FEELINGS of excitement and sadness flowed through the crowd of more than 200 people at Big Red Kidney Bus launch in Traralgon on Saturday.
The bus will be on the road from August and stationed for six-week periods at holiday destinations allowing dialysis patients to enjoy their vacations.
At the launch of the world-first bus, the crowd celebrated the hard work, commitment and vision of Latrobe Regional Hospital dialysis patients who pioneered the project.
With the first bus plated Vince1, in memory of Mobile Kidney Dialysis group founder Vince Tripodi, it was announced the first two buses in other states, depending on a 12-month evaluation on the current project, would be plated Suzi2 and Bruce3.
“It’s a very emotional day because Vince Tripodi, Suzi Picken and Bruce Bremner aren’t here to celebrate, but we know in our hearts that they knew it was going to happen and it gave them great joy,” Big Red Kidney Bus project manager Jo Fairbairn said.
“For the Big Red Kidney Bus to be in Traralgon and being launched with the community and by the community is such a fitting tribute to Vince Tripodi, who had this vision and this idea.”
Ms Fairbairn said Monash Health will provide a nurse to accompany the bus on its travels.

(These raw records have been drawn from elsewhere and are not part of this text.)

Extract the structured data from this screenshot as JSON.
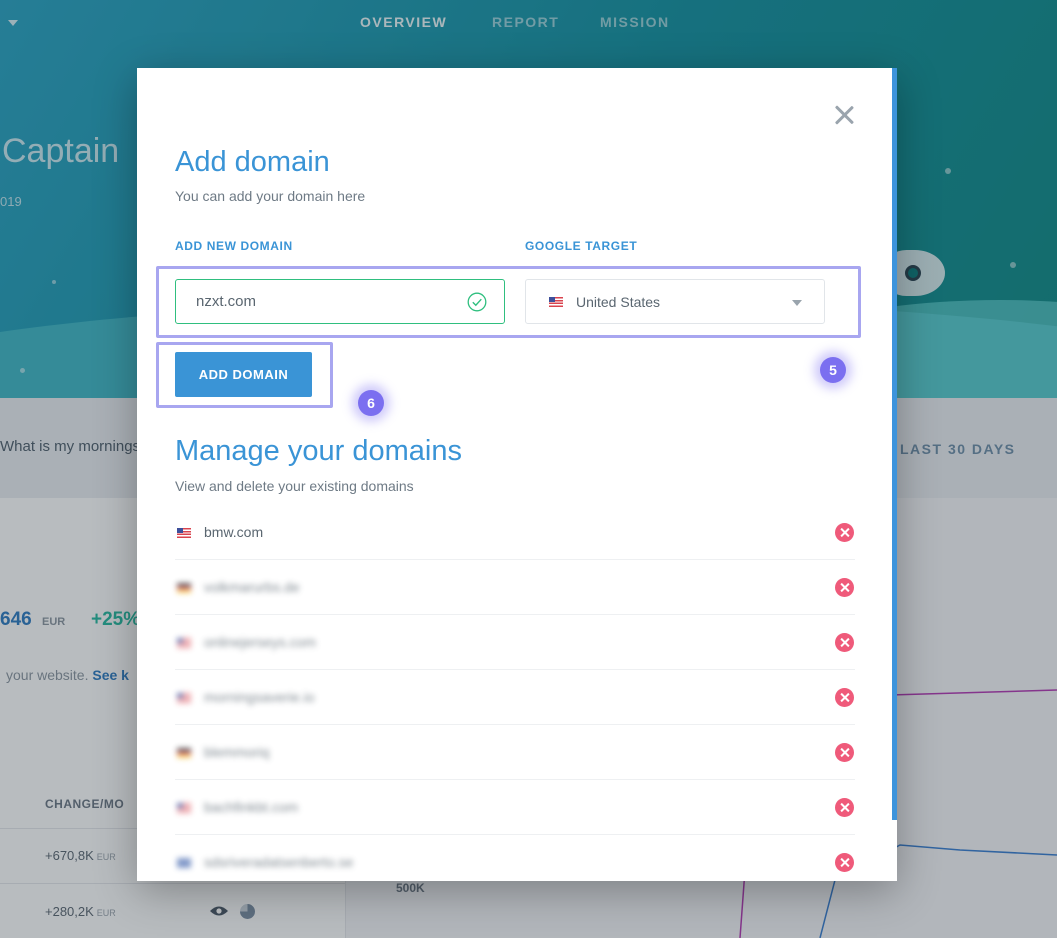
{
  "nav": {
    "overview": "OVERVIEW",
    "report": "REPORT",
    "mission": "MISSION"
  },
  "hero": {
    "title": "Captain",
    "subtitle": "019"
  },
  "filter": {
    "query": "What is my mornings",
    "range": "LAST 30 DAYS"
  },
  "metrics": {
    "value": "646",
    "currency": "EUR",
    "change": "+25%",
    "note": "your website.",
    "note_link": "See k"
  },
  "table": {
    "header": "CHANGE/MO",
    "rows": [
      {
        "value": "+670,8K",
        "currency": "EUR"
      },
      {
        "value": "+280,2K",
        "currency": "EUR"
      }
    ]
  },
  "chart": {
    "axis_label": "500K"
  },
  "modal": {
    "title": "Add domain",
    "subtitle": "You can add your domain here",
    "domain_label": "ADD NEW DOMAIN",
    "domain_value": "nzxt.com",
    "target_label": "GOOGLE TARGET",
    "target_value": "United States",
    "add_button": "ADD DOMAIN",
    "manage_title": "Manage your domains",
    "manage_subtitle": "View and delete your existing domains",
    "domains": [
      {
        "name": "bmw.com",
        "flag": "us",
        "blurred": false
      },
      {
        "name": "volkmarurbs.de",
        "flag": "de",
        "blurred": true
      },
      {
        "name": "onlinejerseys.com",
        "flag": "us",
        "blurred": true
      },
      {
        "name": "morningsaverie.io",
        "flag": "us",
        "blurred": true
      },
      {
        "name": "blemmoriq",
        "flag": "de",
        "blurred": true
      },
      {
        "name": "bachfinkbt.com",
        "flag": "us",
        "blurred": true
      },
      {
        "name": "sdsriveradatsenberto.se",
        "flag": "eu",
        "blurred": true
      }
    ]
  },
  "tutorial": {
    "step5": "5",
    "step6": "6"
  },
  "colors": {
    "accent": "#3a94d6",
    "success": "#2fbf7f",
    "danger": "#ef5a7a",
    "highlight": "#a8a6f0",
    "badge": "#7b6ff0"
  }
}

“Monash Health will be employing a manager who is a special kidney nurse in May,” she said.
“The first location for the holiday will be Lakes Entrance; Vince asked us before he died if it would go to Lakes Entrance for its first six weeks.”
Ms Fairbairn hoped to raise enough money to fund a computer software program which would show vacancies in dialysis wards while patients were on holidays using the bus.
“Their seat in their dialysis units will be empty, which will allow other people to go in their direction,” Ms Fairbairn said.
Mobile Kidney Dialysis member Peter Maxwell said the bus would be a great boost in quality of life for dialysis and peritoneal dialysis patients as many suffered depression as a result of their condition.
LRH dialysis patient and Morwell resident Janelle Ward said the bus would provide her with a much needed break from work.
“I’m over the moon, I haven’t been on holidays for six-and-a-half years,” Ms Ward said.
“Holidays weren’t such an issue when I was on peritoneal dialysis because you could just pack up your stuff and go, but now if there’s not a chair available where you want to go it’s a nightmare to try and organise.”